All RFID Readers can both read and write data. Writing data is possible using specialized Read Write RFID tags, which contain an RFID chip featuring additional memory banks.
RFID systems for inventory management and asset tracking often necessitate writing data to RFID tags. Unique identification numbers, location information, and usage data are some examples. Other tracking systems, such as access control or product tracking, do not usually necessitate the modification of the data recorded on the tags.
With limited data entry capabilities, handheld RFID readers will find it difficult to write data to more than a few tags. A dedicated RFID reader writer can write large volumes of data rapidly and efficiently. Examples include RFID modules embedded into complex industrial processes, desktop RFID programmers with associated software, and RFID printers used for asset labeling in the field.
An RFID scanner is an RFID reader that features an additional optical module to read barcodes and QRcodes.
Unlike the RFID reader that can read multiple tags simultaneously and at distance, the barcode scanner still requires a clear line-of-sight and is limited to individual readings.

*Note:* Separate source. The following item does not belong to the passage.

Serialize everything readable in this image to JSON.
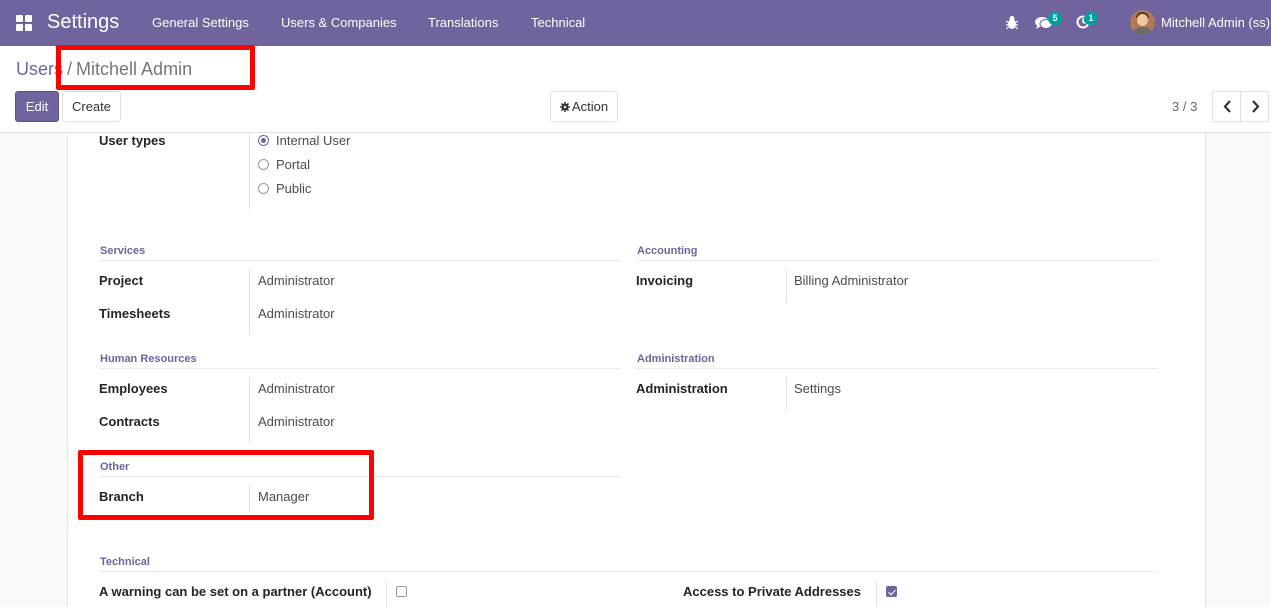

RFID scanners and barcode technology have distinct differences in terms of their functionalities. The key disparity lies in the need for human intervention, often referred to as “line of sight.” This concept pertains to the proximity between the operator and the labeled or tagged item being scanned or read.
In the case of barcode technology, operators must position their handheld scanners within the line of sight of the item to obtain an accurate read. This means that the operator needs to be physically close enough to visually observe and scan the barcode. On the other hand, RFID technology allows operators more flexibility by eliminating the limitation of line of sight. To collect data using RFID, operators only need to be within the range of the RFID tag. This means that they can gather data for any item within the read range without requiring physical proximity or direct visibility of the tag itself.
Moreover, RFID technology offers the advantage of reading multiple items simultaneously within its read range. This capability allows for efficient data collection without the need for operators to move from shelf to shelf physically. Conversely, barcode technology necessitates manual scanning of each individual item with the handheld scanner, making it a more time-consuming process when dealing with multiple items.
RAIN RFID tags from reputable manufacturers will fully operate with RFID UHF readers.
RFID tags selection will depend on the specific application and requirements, with size, read range, durability, and environment among the most critical factors to be considered.
It is important to choose tags that are compatible with the handheld reader and can be easily integrated into the existing RFID system.